- About this task: The full listing is to be written out again, unchanged.

=== Section Start ===

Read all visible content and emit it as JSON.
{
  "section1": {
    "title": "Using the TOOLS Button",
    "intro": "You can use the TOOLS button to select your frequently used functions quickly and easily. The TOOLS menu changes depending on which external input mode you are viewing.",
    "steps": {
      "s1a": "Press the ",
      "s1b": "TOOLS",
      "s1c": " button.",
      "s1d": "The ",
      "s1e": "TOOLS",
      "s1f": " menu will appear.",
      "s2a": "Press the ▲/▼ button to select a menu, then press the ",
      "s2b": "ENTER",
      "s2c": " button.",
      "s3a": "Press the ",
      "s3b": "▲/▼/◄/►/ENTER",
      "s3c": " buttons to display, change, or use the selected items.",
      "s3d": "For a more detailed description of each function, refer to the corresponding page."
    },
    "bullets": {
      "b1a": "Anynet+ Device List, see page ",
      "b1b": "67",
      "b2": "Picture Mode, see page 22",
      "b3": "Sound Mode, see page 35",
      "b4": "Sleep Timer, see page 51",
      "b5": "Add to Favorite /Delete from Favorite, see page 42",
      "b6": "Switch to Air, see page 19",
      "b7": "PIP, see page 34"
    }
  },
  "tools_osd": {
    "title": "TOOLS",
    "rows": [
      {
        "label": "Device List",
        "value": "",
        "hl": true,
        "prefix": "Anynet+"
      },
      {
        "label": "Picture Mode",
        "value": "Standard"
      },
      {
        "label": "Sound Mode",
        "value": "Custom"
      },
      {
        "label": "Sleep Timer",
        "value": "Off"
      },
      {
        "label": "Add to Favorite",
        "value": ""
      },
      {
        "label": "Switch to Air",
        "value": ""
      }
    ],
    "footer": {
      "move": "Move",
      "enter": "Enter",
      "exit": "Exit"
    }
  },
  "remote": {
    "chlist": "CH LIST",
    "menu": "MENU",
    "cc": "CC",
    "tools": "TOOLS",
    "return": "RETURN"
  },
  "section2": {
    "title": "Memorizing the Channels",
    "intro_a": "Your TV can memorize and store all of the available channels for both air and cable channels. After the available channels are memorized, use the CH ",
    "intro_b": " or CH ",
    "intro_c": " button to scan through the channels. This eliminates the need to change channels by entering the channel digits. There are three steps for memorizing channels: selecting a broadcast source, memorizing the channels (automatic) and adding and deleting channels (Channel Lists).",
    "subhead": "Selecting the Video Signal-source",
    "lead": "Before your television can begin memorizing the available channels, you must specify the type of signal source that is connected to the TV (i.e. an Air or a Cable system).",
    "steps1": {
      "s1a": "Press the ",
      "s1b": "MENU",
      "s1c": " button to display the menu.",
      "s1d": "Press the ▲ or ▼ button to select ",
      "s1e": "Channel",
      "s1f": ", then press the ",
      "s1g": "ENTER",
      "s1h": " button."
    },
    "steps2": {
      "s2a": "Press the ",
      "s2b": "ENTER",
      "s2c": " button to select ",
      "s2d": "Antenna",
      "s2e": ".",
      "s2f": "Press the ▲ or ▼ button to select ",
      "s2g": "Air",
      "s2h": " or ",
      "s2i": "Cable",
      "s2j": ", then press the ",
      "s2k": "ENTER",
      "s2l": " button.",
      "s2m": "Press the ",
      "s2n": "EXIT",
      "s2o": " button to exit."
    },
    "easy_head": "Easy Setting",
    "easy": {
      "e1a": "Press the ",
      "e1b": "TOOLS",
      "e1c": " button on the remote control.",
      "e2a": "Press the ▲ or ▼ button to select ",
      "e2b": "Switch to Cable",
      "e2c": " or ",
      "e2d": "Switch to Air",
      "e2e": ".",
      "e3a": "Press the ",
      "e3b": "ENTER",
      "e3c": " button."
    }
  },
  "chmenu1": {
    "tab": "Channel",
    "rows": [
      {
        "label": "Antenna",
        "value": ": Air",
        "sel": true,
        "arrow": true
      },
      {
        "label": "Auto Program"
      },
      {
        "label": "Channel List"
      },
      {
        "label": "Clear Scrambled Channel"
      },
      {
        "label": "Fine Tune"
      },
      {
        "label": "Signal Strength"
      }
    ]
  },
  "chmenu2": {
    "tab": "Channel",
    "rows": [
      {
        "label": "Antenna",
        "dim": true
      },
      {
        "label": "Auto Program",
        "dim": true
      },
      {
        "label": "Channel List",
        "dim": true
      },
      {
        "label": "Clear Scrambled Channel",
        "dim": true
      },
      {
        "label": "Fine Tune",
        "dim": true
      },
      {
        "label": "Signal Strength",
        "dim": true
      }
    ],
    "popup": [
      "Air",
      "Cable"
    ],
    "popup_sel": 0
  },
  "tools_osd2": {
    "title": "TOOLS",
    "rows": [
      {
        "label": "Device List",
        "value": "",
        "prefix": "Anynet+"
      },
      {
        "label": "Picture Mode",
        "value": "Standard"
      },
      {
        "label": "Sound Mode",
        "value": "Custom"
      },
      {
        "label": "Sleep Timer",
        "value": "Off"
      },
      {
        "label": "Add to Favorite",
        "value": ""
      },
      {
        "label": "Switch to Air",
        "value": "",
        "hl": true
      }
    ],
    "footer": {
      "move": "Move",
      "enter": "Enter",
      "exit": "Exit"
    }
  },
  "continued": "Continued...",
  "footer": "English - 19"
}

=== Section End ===

- Task answer:
Read all visible content and emit it as JSON.
{
  "section1": {
    "title": "Using the TOOLS Button",
    "intro": "You can use the TOOLS button to select your frequently used functions quickly and easily. The TOOLS menu changes depending on which external input mode you are viewing.",
    "steps": {
      "s1a": "Press the ",
      "s1b": "TOOLS",
      "s1c": " button.",
      "s1d": "The ",
      "s1e": "TOOLS",
      "s1f": " menu will appear.",
      "s2a": "Press the ▲/▼ button to select a menu, then press the ",
      "s2b": "ENTER",
      "s2c": " button.",
      "s3a": "Press the ",
      "s3b": "▲/▼/◄/►/ENTER",
      "s3c": " buttons to display, change, or use the selected items.",
      "s3d": "For a more detailed description of each function, refer to the corresponding page."
    },
    "bullets": {
      "b1a": "Anynet+ Device List, see page ",
      "b1b": "67",
      "b2": "Picture Mode, see page 22",
      "b3": "Sound Mode, see page 35",
      "b4": "Sleep Timer, see page 51",
      "b5": "Add to Favorite /Delete from Favorite, see page 42",
      "b6": "Switch to Air, see page 19",
      "b7": "PIP, see page 34"
    }
  },
  "tools_osd": {
    "title": "TOOLS",
    "rows": [
      {
        "label": "Device List",
        "value": "",
        "hl": true,
        "prefix": "Anynet+"
      },
      {
        "label": "Picture Mode",
        "value": "Standard"
      },
      {
        "label": "Sound Mode",
        "value": "Custom"
      },
      {
        "label": "Sleep Timer",
        "value": "Off"
      },
      {
        "label": "Add to Favorite",
        "value": ""
      },
      {
        "label": "Switch to Air",
        "value": ""
      }
    ],
    "footer": {
      "move": "Move",
      "enter": "Enter",
      "exit": "Exit"
    }
  },
  "remote": {
    "chlist": "CH LIST",
    "menu": "MENU",
    "cc": "CC",
    "tools": "TOOLS",
    "return": "RETURN"
  },
  "section2": {
    "title": "Memorizing the Channels",
    "intro_a": "Your TV can memorize and store all of the available channels for both air and cable channels. After the available channels are memorized, use the CH ",
    "intro_b": " or CH ",
    "intro_c": " button to scan through the channels. This eliminates the need to change channels by entering the channel digits. There are three steps for memorizing channels: selecting a broadcast source, memorizing the channels (automatic) and adding and deleting channels (Channel Lists).",
    "subhead": "Selecting the Video Signal-source",
    "lead": "Before your television can begin memorizing the available channels, you must specify the type of signal source that is connected to the TV (i.e. an Air or a Cable system).",
    "steps1": {
      "s1a": "Press the ",
      "s1b": "MENU",
      "s1c": " button to display the menu.",
      "s1d": "Press the ▲ or ▼ button to select ",
      "s1e": "Channel",
      "s1f": ", then press the ",
      "s1g": "ENTER",
      "s1h": " button."
    },
    "steps2": {
      "s2a": "Press the ",
      "s2b": "ENTER",
      "s2c": " button to select ",
      "s2d": "Antenna",
      "s2e": ".",
      "s2f": "Press the ▲ or ▼ button to select ",
      "s2g": "Air",
      "s2h": " or ",
      "s2i": "Cable",
      "s2j": ", then press the ",
      "s2k": "ENTER",
      "s2l": " button.",
      "s2m": "Press the ",
      "s2n": "EXIT",
      "s2o": " button to exit."
    },
    "easy_head": "Easy Setting",
    "easy": {
      "e1a": "Press the ",
      "e1b": "TOOLS",
      "e1c": " button on the remote control.",
      "e2a": "Press the ▲ or ▼ button to select ",
      "e2b": "Switch to Cable",
      "e2c": " or ",
      "e2d": "Switch to Air",
      "e2e": ".",
      "e3a": "Press the ",
      "e3b": "ENTER",
      "e3c": " button."
    }
  },
  "chmenu1": {
    "tab": "Channel",
    "rows": [
      {
        "label": "Antenna",
        "value": ": Air",
        "sel": true,
        "arrow": true
      },
      {
        "label": "Auto Program"
      },
      {
        "label": "Channel List"
      },
      {
        "label": "Clear Scrambled Channel"
      },
      {
        "label": "Fine Tune"
      },
      {
        "label": "Signal Strength"
      }
    ]
  },
  "chmenu2": {
    "tab": "Channel",
    "rows": [
      {
        "label": "Antenna",
        "dim": true
      },
      {
        "label": "Auto Program",
        "dim": true
      },
      {
        "label": "Channel List",
        "dim": true
      },
      {
        "label": "Clear Scrambled Channel",
        "dim": true
      },
      {
        "label": "Fine Tune",
        "dim": true
      },
      {
        "label": "Signal Strength",
        "dim": true
      }
    ],
    "popup": [
      "Air",
      "Cable"
    ],
    "popup_sel": 0
  },
  "tools_osd2": {
    "title": "TOOLS",
    "rows": [
      {
        "label": "Device List",
        "value": "",
        "prefix": "Anynet+"
      },
      {
        "label": "Picture Mode",
        "value": "Standard"
      },
      {
        "label": "Sound Mode",
        "value": "Custom"
      },
      {
        "label": "Sleep Timer",
        "value": "Off"
      },
      {
        "label": "Add to Favorite",
        "value": ""
      },
      {
        "label": "Switch to Air",
        "value": "",
        "hl": true
      }
    ],
    "footer": {
      "move": "Move",
      "enter": "Enter",
      "exit": "Exit"
    }
  },
  "continued": "Continued...",
  "footer": "English - 19"
}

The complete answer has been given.